* _MATERIAL FOR THE TASK_:
[Start of Attachment]

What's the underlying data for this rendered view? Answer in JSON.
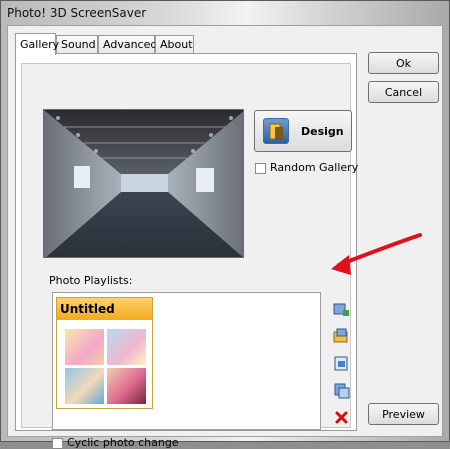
{
  "window": {
    "title": "Photo! 3D ScreenSaver"
  },
  "tabs": [
    {
      "label": "Gallery",
      "active": true
    },
    {
      "label": "Sound",
      "active": false
    },
    {
      "label": "Advanced",
      "active": false
    },
    {
      "label": "About",
      "active": false
    }
  ],
  "gallery": {
    "design_label": "Design",
    "random_gallery_label": "Random Gallery",
    "random_gallery_checked": false,
    "playlists_label": "Photo Playlists:",
    "playlists": [
      {
        "name": "Untitled"
      }
    ],
    "cyclic_label": "Cyclic photo change",
    "cyclic_checked": false,
    "side_icons": [
      "add-playlist-icon",
      "import-playlist-icon",
      "edit-playlist-icon",
      "copy-playlist-icon",
      "delete-icon"
    ]
  },
  "buttons": {
    "ok": "Ok",
    "cancel": "Cancel",
    "preview": "Preview"
  },
  "colors": {
    "accent_orange": "#f2a91e",
    "arrow_red": "#e0101c",
    "delete_red": "#d01010"
  }
}
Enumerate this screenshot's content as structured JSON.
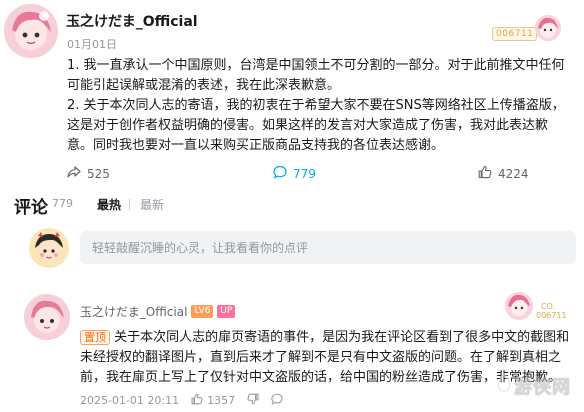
{
  "post": {
    "author_name": "玉之けだま_Official",
    "date": "01月01日",
    "fan_badge": "006711",
    "paragraphs": [
      "1. 我一直承认一个中国原则，台湾是中国领土不可分割的一部分。对于此前推文中任何可能引起误解或混淆的表述，我在此深表歉意。",
      "2. 关于本次同人志的寄语，我的初衷在于希望大家不要在SNS等网络社区上传播盗版，这是对于创作者权益明确的侵害。如果这样的发言对大家造成了伤害，我对此表达歉意。同时我也要对一直以来购买正版商品支持我的各位表达感谢。"
    ],
    "stats": {
      "forwards": "525",
      "comments": "779",
      "likes": "4224"
    }
  },
  "comments_section": {
    "title": "评论",
    "count": "779",
    "sort_hot": "最热",
    "sort_new": "最新",
    "input_placeholder": "轻轻敲醒沉睡的心灵，让我看看你的点评"
  },
  "comment": {
    "author_name": "玉之けだま_Official",
    "level": "LV6",
    "up_label": "UP",
    "pin_label": "置顶",
    "text": "关于本次同人志的扉页寄语的事件，是因为我在评论区看到了很多中文的截图和未经授权的翻译图片，直到后来才了解到不是只有中文盗版的问题。在了解到真相之前，我在扉页上写上了仅针对中文盗版的话，给中国的粉丝造成了伤害，非常抱歉。",
    "time": "2025-01-01 20:11",
    "likes": "1357",
    "fan_badge": "CO. 006711"
  },
  "watermark": "游侠网",
  "colors": {
    "comment_count_blue": "#00aeec",
    "pin_orange": "#ff6a00",
    "up_pink": "#fb7299"
  }
}
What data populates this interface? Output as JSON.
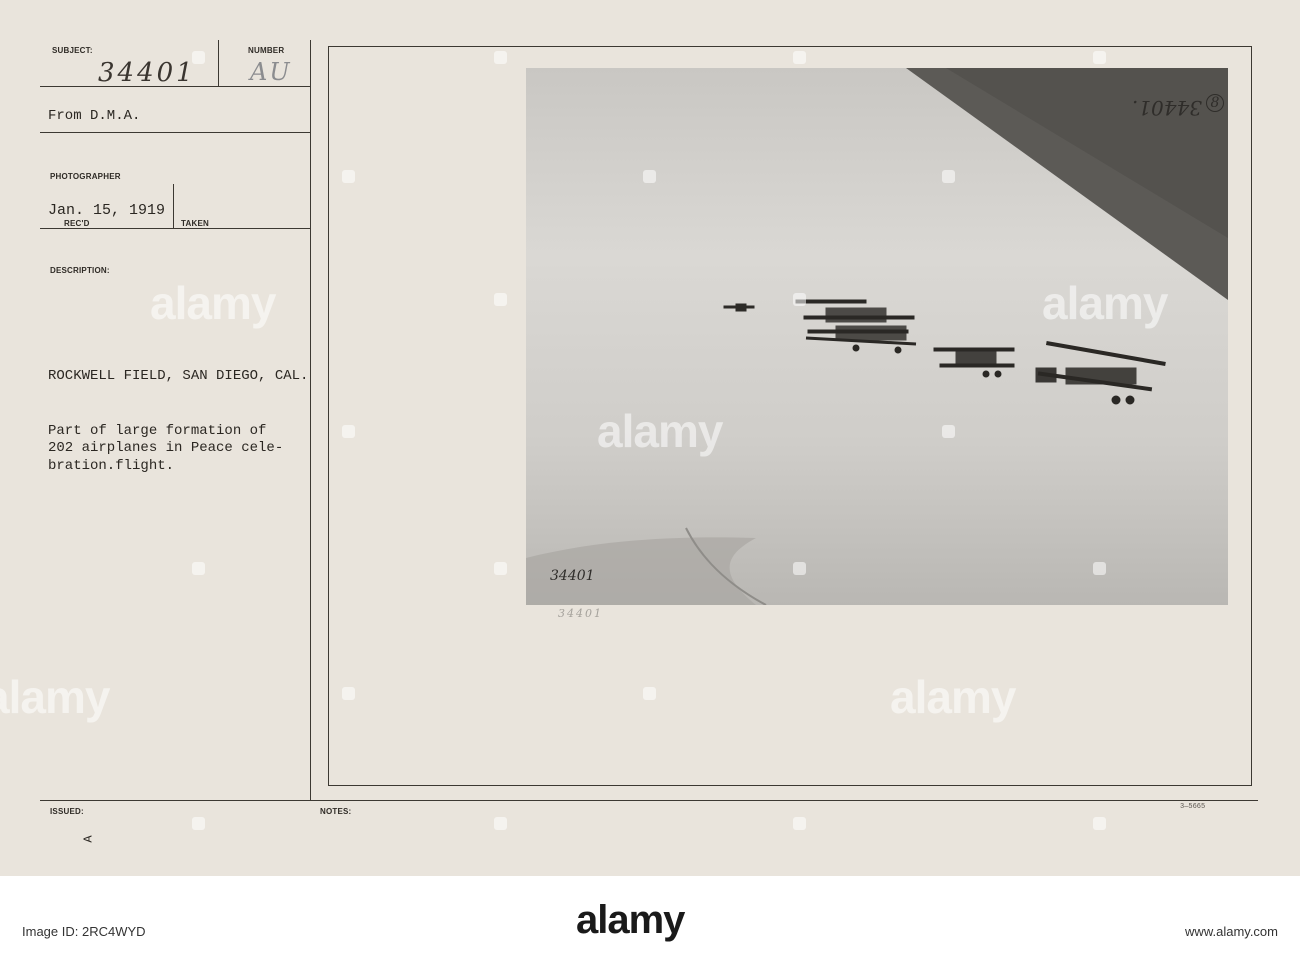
{
  "card": {
    "labels": {
      "subject": "SUBJECT:",
      "number": "NUMBER",
      "photographer": "PHOTOGRAPHER",
      "recd": "REC'D",
      "taken": "TAKEN",
      "description": "DESCRIPTION:",
      "issued": "ISSUED:",
      "notes": "NOTES:"
    },
    "subject_number": "34401",
    "number_code": "AU",
    "from": "From D.M.A.",
    "date": "Jan. 15, 1919",
    "location": "ROCKWELL FIELD, SAN DIEGO, CAL.",
    "description_lines": [
      "Part of large formation of",
      "202 airplanes in Peace cele-",
      "bration.flight."
    ],
    "issued_mark": "A",
    "form_code": "3—5665"
  },
  "photo": {
    "corner_number": "34401.",
    "corner_mark": "8",
    "bottom_number": "34401"
  },
  "below_photo_number": "34401",
  "watermark": {
    "text": "alamy",
    "color": "#ffffff"
  },
  "footer": {
    "logo": "alamy",
    "image_id_label": "Image ID: 2RC4WYD",
    "site": "www.alamy.com"
  }
}
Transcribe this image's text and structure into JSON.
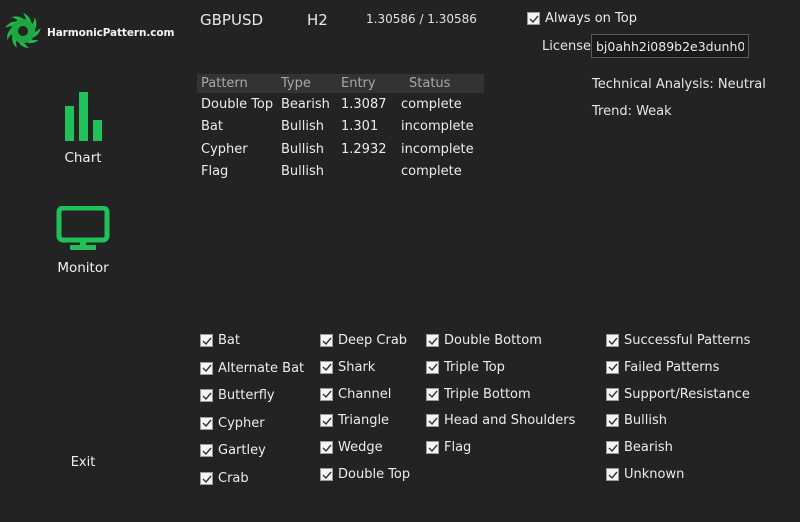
{
  "logo": {
    "text": "HarmonicPattern.com",
    "icon": "spiral-logo-icon",
    "color": "#21b84a"
  },
  "sidebar": {
    "items": [
      {
        "label": "Chart",
        "icon": "bar-chart-icon"
      },
      {
        "label": "Monitor",
        "icon": "monitor-icon"
      },
      {
        "label": "Exit"
      }
    ],
    "accent": "#21c15a"
  },
  "header": {
    "symbol": "GBPUSD",
    "timeframe": "H2",
    "prices": "1.30586 / 1.30586",
    "always_on_top": {
      "label": "Always on Top",
      "checked": true
    },
    "license": {
      "label": "License:",
      "value": "bj0ahh2i089b2e3dunh0"
    }
  },
  "analysis": {
    "technical": "Technical Analysis: Neutral",
    "trend": "Trend: Weak"
  },
  "table": {
    "columns": [
      "Pattern",
      "Type",
      "Entry",
      "Status"
    ],
    "rows": [
      [
        "Double Top",
        "Bearish",
        "1.3087",
        "complete"
      ],
      [
        "Bat",
        "Bullish",
        "1.301",
        "incomplete"
      ],
      [
        "Cypher",
        "Bullish",
        "1.2932",
        "incomplete"
      ],
      [
        "Flag",
        "Bullish",
        "",
        "complete"
      ]
    ]
  },
  "filters": {
    "col1": [
      {
        "label": "Bat",
        "checked": true
      },
      {
        "label": "Alternate Bat",
        "checked": true
      },
      {
        "label": "Butterfly",
        "checked": true
      },
      {
        "label": "Cypher",
        "checked": true
      },
      {
        "label": "Gartley",
        "checked": true
      },
      {
        "label": "Crab",
        "checked": true
      }
    ],
    "col2": [
      {
        "label": "Deep Crab",
        "checked": true
      },
      {
        "label": "Shark",
        "checked": true
      },
      {
        "label": "Channel",
        "checked": true
      },
      {
        "label": "Triangle",
        "checked": true
      },
      {
        "label": "Wedge",
        "checked": true
      },
      {
        "label": "Double Top",
        "checked": true
      }
    ],
    "col3": [
      {
        "label": "Double Bottom",
        "checked": true
      },
      {
        "label": "Triple Top",
        "checked": true
      },
      {
        "label": "Triple Bottom",
        "checked": true
      },
      {
        "label": "Head and Shoulders",
        "checked": true
      },
      {
        "label": "Flag",
        "checked": true
      }
    ],
    "col4": [
      {
        "label": "Successful Patterns",
        "checked": true
      },
      {
        "label": "Failed Patterns",
        "checked": true
      },
      {
        "label": "Support/Resistance",
        "checked": true
      },
      {
        "label": "Bullish",
        "checked": true
      },
      {
        "label": "Bearish",
        "checked": true
      },
      {
        "label": "Unknown",
        "checked": true
      }
    ]
  }
}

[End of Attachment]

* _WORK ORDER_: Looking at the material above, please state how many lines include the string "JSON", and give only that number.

* _TASK SOLUTION_: 4